**What you will do:**
Which of the lines below contain the string "JSON"? Copy each one.

Stored data
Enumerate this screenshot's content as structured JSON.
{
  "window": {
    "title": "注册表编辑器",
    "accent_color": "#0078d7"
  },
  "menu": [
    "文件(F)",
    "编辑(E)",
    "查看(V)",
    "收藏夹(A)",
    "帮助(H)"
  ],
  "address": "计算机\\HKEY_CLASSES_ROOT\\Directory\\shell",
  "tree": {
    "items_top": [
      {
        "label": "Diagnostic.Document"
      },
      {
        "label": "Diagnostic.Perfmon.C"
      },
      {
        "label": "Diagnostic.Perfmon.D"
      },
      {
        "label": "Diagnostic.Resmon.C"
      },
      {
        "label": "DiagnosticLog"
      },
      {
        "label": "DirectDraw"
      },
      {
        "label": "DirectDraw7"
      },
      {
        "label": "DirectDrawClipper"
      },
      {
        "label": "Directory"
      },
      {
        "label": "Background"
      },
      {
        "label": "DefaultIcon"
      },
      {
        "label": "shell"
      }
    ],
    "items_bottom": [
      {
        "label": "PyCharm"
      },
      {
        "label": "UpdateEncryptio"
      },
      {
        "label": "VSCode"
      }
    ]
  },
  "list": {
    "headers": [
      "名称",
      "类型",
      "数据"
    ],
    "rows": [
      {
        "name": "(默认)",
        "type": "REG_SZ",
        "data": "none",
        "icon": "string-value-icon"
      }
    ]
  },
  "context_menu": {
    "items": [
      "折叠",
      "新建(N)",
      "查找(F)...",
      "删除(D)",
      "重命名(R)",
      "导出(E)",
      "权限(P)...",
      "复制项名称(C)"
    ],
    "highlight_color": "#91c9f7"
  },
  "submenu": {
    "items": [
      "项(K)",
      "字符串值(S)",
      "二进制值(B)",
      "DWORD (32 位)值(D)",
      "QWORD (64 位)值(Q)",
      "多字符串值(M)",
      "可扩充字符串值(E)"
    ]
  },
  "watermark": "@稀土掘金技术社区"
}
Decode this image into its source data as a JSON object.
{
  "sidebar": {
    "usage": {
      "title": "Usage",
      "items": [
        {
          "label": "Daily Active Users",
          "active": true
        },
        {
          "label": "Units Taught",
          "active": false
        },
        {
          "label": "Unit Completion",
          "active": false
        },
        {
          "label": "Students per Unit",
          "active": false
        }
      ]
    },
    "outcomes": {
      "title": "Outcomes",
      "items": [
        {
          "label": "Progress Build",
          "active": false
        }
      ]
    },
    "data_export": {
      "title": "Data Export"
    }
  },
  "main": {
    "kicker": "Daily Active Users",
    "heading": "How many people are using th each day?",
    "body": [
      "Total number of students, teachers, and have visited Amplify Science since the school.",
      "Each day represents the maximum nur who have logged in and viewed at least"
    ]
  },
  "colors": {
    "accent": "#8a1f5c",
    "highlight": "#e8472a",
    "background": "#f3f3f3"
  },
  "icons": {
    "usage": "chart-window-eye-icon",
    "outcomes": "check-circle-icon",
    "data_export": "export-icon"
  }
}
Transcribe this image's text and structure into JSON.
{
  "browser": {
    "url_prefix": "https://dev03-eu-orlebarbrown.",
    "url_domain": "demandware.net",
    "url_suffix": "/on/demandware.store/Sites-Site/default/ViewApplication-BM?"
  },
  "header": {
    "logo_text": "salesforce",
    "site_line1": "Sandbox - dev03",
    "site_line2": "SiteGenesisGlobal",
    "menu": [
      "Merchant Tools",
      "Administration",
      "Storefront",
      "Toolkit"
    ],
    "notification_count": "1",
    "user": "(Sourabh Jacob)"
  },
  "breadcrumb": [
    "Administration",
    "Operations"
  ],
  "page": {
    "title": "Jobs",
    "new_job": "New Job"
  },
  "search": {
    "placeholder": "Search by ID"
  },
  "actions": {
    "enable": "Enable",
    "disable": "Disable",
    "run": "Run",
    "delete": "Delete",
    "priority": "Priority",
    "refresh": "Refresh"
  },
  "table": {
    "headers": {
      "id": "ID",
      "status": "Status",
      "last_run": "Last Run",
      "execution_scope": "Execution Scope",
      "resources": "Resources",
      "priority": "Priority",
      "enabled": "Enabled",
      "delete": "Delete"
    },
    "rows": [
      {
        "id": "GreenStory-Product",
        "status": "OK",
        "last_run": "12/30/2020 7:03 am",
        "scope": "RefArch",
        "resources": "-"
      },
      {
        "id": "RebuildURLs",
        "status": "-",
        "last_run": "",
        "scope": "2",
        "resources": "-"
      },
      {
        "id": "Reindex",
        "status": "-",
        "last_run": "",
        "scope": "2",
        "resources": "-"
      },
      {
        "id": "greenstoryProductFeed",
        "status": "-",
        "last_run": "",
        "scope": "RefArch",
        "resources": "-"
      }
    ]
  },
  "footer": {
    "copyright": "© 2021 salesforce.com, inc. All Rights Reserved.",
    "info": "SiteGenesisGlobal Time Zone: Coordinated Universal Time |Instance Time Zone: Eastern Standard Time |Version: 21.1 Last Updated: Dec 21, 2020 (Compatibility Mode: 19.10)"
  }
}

**Worked solution:**
Enumerate this screenshot's content as structured JSON.
Decode this image into its source data as a JSON object.
Transcribe this image's text and structure into JSON.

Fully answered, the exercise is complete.